    #!/usr/bin/perl use strict; # https://www.perlmonks.org/?node_id=11154241 use warnings; use Forking::Amazing; use Time::HiRes qw( time ); use LWP::UserAgent; my $ua = LWP::UserAgent->new; my %answers; Forking::Amazing::run 23, # maxforks, less than two dozen sub # runs in child { my $starttime = time; my ($url) = @_; print "child debug starting $url\n"; $ua->agent($url); my $req = HTTP::Request->new(GET => $url); my $res = $ua->request($req); my $status = $res->status_line($req); my $data = $res->content; print "child debug ending $url\n"; return { len => length $data, status => $status, status => $status, took => sprintf "%.3f seconds", time - $start +time }; }, sub # runs in parent with results from child { my ($url, $hashref) = @_; # url child, hashref from child $answers{$url} = $hashref; }, map 'https://' . tr/\n//dr, <DATA>; # list of URLs to process use Data::Dump 'dd'; dd \%answers; __DATA__ gap.com amazon.com ebay.com wunderground.com imdb.com google.com nosuchurl.com underarmour.com disney.com espn.com

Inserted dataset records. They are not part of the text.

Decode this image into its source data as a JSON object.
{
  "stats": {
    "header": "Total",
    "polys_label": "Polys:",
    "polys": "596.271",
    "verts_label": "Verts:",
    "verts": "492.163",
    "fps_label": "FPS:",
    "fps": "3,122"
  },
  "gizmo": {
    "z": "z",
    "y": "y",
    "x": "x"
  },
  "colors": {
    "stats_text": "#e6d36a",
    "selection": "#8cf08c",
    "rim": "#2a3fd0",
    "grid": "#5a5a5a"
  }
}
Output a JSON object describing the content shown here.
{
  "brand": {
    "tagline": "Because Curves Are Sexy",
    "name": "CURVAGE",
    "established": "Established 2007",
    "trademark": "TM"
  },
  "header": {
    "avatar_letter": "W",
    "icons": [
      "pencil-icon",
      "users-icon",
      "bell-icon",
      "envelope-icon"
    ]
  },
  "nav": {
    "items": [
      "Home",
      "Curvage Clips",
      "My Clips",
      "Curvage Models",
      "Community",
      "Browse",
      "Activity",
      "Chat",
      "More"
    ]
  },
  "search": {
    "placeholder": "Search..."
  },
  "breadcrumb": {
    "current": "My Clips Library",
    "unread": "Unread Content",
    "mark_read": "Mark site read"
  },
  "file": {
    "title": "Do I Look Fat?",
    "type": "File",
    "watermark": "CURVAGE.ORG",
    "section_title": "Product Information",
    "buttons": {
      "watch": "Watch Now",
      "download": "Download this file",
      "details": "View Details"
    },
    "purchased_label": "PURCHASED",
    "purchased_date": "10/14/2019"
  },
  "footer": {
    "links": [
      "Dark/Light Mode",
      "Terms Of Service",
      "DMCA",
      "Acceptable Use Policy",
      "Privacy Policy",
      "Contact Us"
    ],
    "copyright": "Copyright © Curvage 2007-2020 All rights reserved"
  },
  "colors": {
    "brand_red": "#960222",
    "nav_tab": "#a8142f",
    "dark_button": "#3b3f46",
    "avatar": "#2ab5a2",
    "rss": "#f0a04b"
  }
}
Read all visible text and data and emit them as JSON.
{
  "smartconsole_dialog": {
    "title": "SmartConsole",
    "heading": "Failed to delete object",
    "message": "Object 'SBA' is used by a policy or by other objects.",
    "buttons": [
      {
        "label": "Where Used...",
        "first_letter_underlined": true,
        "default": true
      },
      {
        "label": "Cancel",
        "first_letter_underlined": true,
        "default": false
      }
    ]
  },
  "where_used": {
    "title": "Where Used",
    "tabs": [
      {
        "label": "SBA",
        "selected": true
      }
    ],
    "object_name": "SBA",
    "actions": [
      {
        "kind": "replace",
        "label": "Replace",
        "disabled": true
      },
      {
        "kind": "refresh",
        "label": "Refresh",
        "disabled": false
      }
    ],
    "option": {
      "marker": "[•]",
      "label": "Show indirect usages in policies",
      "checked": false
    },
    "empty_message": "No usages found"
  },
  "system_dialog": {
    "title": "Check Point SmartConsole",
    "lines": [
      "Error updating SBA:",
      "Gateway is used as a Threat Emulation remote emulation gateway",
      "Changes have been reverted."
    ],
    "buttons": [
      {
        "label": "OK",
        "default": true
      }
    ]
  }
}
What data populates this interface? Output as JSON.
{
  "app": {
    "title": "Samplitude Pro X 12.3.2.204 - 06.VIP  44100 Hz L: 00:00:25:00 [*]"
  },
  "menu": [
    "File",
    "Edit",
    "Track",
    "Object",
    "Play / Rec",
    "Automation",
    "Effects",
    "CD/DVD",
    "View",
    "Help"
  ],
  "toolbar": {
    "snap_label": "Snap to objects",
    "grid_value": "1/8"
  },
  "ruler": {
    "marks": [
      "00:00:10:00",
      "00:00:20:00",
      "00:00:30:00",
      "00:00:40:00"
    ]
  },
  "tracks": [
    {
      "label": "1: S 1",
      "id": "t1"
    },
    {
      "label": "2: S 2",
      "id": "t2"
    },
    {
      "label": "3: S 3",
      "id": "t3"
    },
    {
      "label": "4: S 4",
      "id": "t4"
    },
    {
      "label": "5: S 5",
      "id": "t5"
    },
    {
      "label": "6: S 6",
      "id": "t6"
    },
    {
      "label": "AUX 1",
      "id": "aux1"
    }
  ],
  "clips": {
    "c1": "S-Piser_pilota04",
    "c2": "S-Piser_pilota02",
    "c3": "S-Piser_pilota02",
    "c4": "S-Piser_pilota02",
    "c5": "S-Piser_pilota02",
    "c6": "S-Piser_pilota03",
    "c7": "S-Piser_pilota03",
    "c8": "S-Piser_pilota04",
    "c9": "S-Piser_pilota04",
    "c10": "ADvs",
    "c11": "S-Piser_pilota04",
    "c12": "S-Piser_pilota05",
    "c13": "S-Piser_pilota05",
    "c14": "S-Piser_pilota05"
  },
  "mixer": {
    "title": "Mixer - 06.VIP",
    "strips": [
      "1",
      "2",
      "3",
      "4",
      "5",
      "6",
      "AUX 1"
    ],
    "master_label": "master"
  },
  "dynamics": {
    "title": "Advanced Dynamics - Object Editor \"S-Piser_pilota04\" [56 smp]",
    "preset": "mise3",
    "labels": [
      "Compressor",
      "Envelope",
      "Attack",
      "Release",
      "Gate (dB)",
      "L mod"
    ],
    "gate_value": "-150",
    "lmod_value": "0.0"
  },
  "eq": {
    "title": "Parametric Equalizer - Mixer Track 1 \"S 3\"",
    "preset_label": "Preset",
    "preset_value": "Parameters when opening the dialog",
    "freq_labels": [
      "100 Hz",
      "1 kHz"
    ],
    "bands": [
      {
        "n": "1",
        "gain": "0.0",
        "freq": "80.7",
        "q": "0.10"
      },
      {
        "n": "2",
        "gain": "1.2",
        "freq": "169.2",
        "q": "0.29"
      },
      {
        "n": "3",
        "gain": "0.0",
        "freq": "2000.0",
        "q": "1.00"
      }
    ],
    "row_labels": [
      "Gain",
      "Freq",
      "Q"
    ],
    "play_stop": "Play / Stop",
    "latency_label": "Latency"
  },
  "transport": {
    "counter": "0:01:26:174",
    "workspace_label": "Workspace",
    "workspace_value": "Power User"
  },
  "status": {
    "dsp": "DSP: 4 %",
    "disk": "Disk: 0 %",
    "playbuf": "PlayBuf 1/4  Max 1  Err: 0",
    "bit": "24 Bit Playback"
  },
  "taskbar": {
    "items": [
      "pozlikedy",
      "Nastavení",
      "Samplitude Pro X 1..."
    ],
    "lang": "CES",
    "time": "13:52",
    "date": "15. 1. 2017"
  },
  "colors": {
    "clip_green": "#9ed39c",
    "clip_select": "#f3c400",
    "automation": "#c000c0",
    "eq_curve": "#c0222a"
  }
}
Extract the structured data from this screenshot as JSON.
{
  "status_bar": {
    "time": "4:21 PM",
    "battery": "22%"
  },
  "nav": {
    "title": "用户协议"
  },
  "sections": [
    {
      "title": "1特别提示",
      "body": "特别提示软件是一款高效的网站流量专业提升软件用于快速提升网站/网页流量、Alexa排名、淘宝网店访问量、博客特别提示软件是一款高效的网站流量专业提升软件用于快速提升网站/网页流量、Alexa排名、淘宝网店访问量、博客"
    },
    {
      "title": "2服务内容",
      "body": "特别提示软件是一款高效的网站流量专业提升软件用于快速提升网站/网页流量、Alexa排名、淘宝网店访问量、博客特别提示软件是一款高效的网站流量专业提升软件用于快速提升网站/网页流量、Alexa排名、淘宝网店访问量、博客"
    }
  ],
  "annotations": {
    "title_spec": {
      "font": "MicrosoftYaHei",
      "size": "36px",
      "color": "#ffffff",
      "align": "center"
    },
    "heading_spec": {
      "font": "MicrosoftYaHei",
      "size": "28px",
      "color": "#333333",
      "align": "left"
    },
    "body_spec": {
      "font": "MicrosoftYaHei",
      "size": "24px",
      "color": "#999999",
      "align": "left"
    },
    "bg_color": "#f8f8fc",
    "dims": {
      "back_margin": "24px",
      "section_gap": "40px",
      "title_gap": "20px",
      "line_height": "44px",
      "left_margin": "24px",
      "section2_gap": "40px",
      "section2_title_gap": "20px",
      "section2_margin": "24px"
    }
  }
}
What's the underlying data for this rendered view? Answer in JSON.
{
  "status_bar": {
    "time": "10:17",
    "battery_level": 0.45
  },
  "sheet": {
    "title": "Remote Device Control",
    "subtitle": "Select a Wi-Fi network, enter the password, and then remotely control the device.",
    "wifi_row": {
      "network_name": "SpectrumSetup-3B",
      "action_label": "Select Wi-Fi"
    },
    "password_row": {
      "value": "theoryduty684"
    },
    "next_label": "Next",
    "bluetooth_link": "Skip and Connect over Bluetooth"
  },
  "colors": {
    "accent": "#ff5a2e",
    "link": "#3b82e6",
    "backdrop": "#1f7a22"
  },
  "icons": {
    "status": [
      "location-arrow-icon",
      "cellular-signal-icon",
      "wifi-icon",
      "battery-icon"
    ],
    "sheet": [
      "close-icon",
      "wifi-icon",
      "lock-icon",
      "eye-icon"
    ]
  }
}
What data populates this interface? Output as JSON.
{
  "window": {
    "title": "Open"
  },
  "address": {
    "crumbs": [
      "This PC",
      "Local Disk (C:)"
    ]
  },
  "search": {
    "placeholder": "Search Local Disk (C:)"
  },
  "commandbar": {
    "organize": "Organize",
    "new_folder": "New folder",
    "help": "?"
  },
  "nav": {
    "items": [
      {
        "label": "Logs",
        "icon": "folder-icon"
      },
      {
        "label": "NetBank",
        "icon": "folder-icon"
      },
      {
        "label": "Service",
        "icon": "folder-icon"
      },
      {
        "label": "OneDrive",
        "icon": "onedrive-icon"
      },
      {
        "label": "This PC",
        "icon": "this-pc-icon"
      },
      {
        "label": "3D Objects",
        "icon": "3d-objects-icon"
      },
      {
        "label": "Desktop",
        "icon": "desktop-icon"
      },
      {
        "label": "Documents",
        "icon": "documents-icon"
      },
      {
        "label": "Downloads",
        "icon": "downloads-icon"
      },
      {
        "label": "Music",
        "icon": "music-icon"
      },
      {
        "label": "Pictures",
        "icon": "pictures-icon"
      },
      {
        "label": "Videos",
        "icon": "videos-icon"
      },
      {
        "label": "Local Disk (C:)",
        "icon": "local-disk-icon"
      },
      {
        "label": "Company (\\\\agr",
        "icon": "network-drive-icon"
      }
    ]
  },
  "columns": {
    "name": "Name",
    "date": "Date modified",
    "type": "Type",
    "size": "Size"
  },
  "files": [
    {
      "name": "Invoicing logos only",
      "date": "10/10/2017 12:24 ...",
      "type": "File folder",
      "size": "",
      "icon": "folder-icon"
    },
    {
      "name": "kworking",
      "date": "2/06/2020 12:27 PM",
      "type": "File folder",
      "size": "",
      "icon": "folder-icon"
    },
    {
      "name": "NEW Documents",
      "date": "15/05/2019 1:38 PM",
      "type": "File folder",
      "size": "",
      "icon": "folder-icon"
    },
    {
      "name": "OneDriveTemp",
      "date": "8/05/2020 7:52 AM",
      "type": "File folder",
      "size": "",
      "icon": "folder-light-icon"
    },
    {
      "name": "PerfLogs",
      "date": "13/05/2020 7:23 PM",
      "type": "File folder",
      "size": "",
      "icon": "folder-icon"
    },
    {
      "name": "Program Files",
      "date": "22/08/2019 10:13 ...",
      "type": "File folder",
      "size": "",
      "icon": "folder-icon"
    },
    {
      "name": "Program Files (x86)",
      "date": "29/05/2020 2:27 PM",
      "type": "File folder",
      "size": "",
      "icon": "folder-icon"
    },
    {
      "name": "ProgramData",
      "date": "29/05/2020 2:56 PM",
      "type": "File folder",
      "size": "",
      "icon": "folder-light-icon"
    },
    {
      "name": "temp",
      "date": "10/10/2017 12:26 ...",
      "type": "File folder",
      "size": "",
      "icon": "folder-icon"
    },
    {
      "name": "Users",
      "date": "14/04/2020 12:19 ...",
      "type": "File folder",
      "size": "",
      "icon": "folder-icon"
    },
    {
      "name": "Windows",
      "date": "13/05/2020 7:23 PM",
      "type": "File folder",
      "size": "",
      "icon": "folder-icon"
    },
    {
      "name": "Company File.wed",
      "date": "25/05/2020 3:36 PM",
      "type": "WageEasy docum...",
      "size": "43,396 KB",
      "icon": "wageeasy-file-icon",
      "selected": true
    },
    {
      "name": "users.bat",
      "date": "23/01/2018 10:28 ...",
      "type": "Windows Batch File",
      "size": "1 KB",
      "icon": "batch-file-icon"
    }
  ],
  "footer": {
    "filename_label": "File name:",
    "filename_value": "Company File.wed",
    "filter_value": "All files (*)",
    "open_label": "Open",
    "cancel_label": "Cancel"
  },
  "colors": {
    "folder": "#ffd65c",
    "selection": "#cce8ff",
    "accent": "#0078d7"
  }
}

    Outputs:

    child debug starting https://gap.com child debug starting https://amazon.com child debug starting https://ebay.com child debug starting https://wunderground.com child debug starting https://imdb.com child debug starting https://google.com child debug starting https://nosuchurl.com child debug starting https://underarmour.com child debug starting https://disney.com child debug starting https://espn.com child debug ending https://nosuchurl.com child debug ending https://wunderground.com child debug ending https://google.com child debug ending https://disney.com child debug ending https://gap.com child debug ending https://espn.com child debug ending https://ebay.com child debug ending https://underarmour.com child debug ending https://amazon.com child debug ending https://imdb.com { "https://amazon.com" => { len => 724660, status => "200 OK", t +ook => "1.575 seconds" }, "https://disney.com" => { len => 548346, status => "200 OK", t +ook => "0.547 seconds" }, "https://ebay.com" => { len => 468521, status => "200 OK", t +ook => "0.832 seconds" }, "https://espn.com" => { len => 1474156, status => "200 OK", +took => "0.649 seconds" }, "https://gap.com" => { len => 495420, status => "200 OK", t +ook => "0.624 seconds" }, "https://google.com" => { len => 19623, status => "200 OK", to +ok => "0.352 seconds" }, "https://imdb.com" => { len => 947107, status => "200 OK", t +ook => "2.467 seconds" }, "https://nosuchurl.com" => { len => 168, status => "500 Can't connect to nosu +churl.com:443 (Name or service not known)", took => "0.048 seconds", }, "https://underarmour.com" => { len => 491776, status => "200 OK", t +ook => "1.015 seconds" }, "https://wunderground.com" => { len => 168647, status => "200 OK", t +ook => "0.257 seconds" }, }

    Of course, after it's working the debug lines can be removed :)

Re: IPC::Open, Parallel::ForkManager, or Sockets::IO for parallelizing?
by alexander_lunev (Pilgrim) on Sep 04, 2023 at 14:31 UTC